Genius and madness: Are they really related?
Updated: Jan 29
There was an article in the Guardian on Monday about the famous Norwegian artist Edvard Munch, whose painting 'The Scream' has become one of the most iconic images in the world.
The painting has even become the inspiration for the 'fearful' emoji which features on the iPhone, (added at the bottom of this page).
There has been a long debated conundrum associated with The Scream concerning the author of a tiny pencil inscription in the top left corner of the painting which reads - 'Can only have been written by a madman'.
The comment was originally thought to have been written by Munch himself but was then later attributed to a vandal, however, recent analysis suggests that it is indeed the work of the master himself.
Munch specialist, Mai Britt Guleng, believes that the inscription reveals something about Munch's state of mind, since it displays a combination of 'irony and vulnerability', and hints at the relationship he had with his sometimes fragile intelligence.
Having grown up in fear of inheriting a mental condition that ran in his family, Munch was encouraged by his nihilist mentor Hans Jaeger, to paint his own emotional and psychological state, thus giving rise to his distinctive and recognisable style.
There has long been a notion that genius and madness are linked together somehow, and there are undoubted links between the creative professions and mental illness (most notably bipolar disorder), where being 'extraordinary' is considered de rigeur.
A 2012 study which followed 1.2 million patients, backs up this claim, finding that bipolar disorder is more common in individuals with artistic professions such as dancing, painting, writing and photography.
In hypomania (the state that occurs before the onset of full mania), there is such a rush of creativity that washes over you that it gives rise to ingenious and innovative concepts and ideas which only another bipolar patient can truly appreciate. It's a blissful and addictive higher state of consciousness that few people get the chance to experience, which (even though the flip side is horrific), some people would never ever give up.
After reading about Munch, I started thinking about other famous artists and creative geniuses that have been reported as mad or borderline insane.
Legendary composer Ludwig Van Beethoven was prone to bouts of suicidal lows and energetic highs all the way through his life. He would rattle off symphonies, concertos and overtures when manic and then drink himself into oblivion in an attempt to numb his suicidal thoughts when down and depressed.
Mozart was another composer with creative genius who is also thought to have suffered from bipolar disorder. It is rumoured that he wrote the music to accompany the opera 'Don Giovanni' at such speed that the ink was still wet on the orchestra's pages on the opening night. At other times he was reported to have behaved in bizarre fashions by writing rambling letters containing inappropriate content and dashing about frantically while only sleeping for a few hours at a time.
Other creative geniuses who displayed features of mental illness include Vincent Van Gogh, Abraham Lincoln, Charles Dickens, Nijinsky and Michelangelo which definitely suggests a link between creativity and mental illnesses.
If you would like to read the article in the Guardian about Edvard Munch and his painting 'The Scream', then you can find it here.

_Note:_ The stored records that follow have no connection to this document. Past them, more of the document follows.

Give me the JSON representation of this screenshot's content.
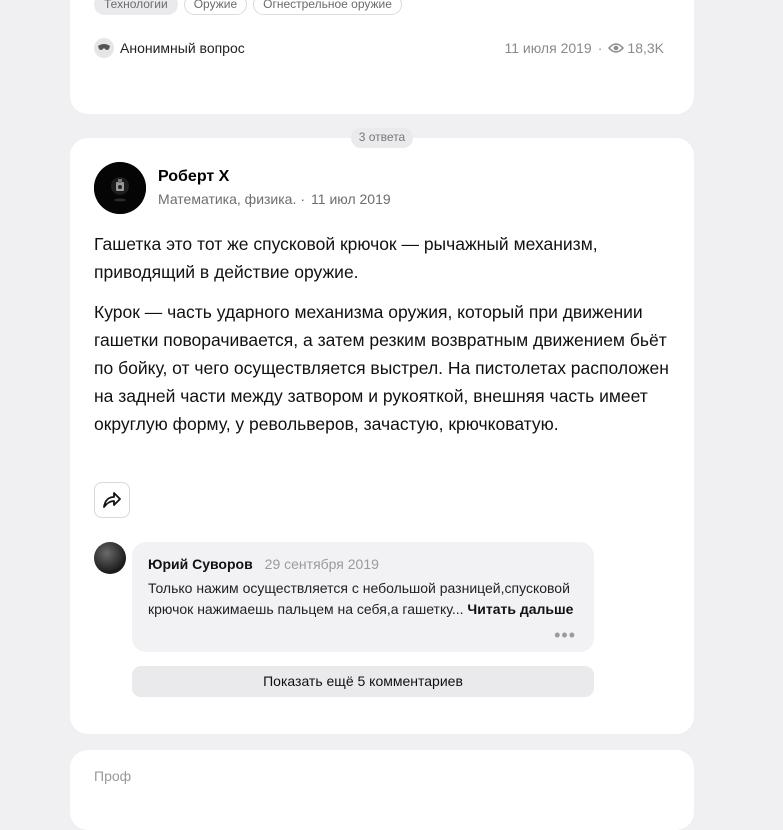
{
  "question": {
    "tags": [
      "Технологии",
      "Оружие",
      "Огнестрельное оружие"
    ],
    "author_label": "Анонимный вопрос",
    "date": "11 июля 2019",
    "separator": "·",
    "views": "18,3K"
  },
  "answers_count": "3 ответа",
  "answer": {
    "author_name": "Роберт Х",
    "author_bio": "Математика, физика.",
    "separator": "·",
    "date": "11 июл 2019",
    "paragraphs": [
      "Гашетка это тот же спусковой крючок — рычажный механизм, приводящий в действие оружие.",
      "Курок — часть ударного механизма оружия, который при движении гашетки поворачивается, а затем резким возвратным движением бьёт по бойку, от чего осуществляется выстрел. На пистолетах расположен на задней части между затвором и рукояткой, внешняя часть имеет округлую форму, у револьверов, зачастую, крючковатую."
    ]
  },
  "comment": {
    "author": "Юрий Суворов",
    "date": "29 сентября 2019",
    "text": "Только нажим осуществляется с небольшой разницей,спусковой крючок нажимаешь пальцем на себя,а гашетку...",
    "read_more": "Читать дальше",
    "more_label": "•••"
  },
  "show_more_label": "Показать ещё 5 комментариев",
  "next_card": {
    "author_partial": "Проф"
  }
}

Are you diagnosed with a mental illness and in a creative profession as a result? Or do you know someone who is? I would love to hear about it, so do please let me know.
Please keep the interesting articles and stories coming, and as usual please share these posts so that they can reach others.
Thanks for reading,
Speak to you soon,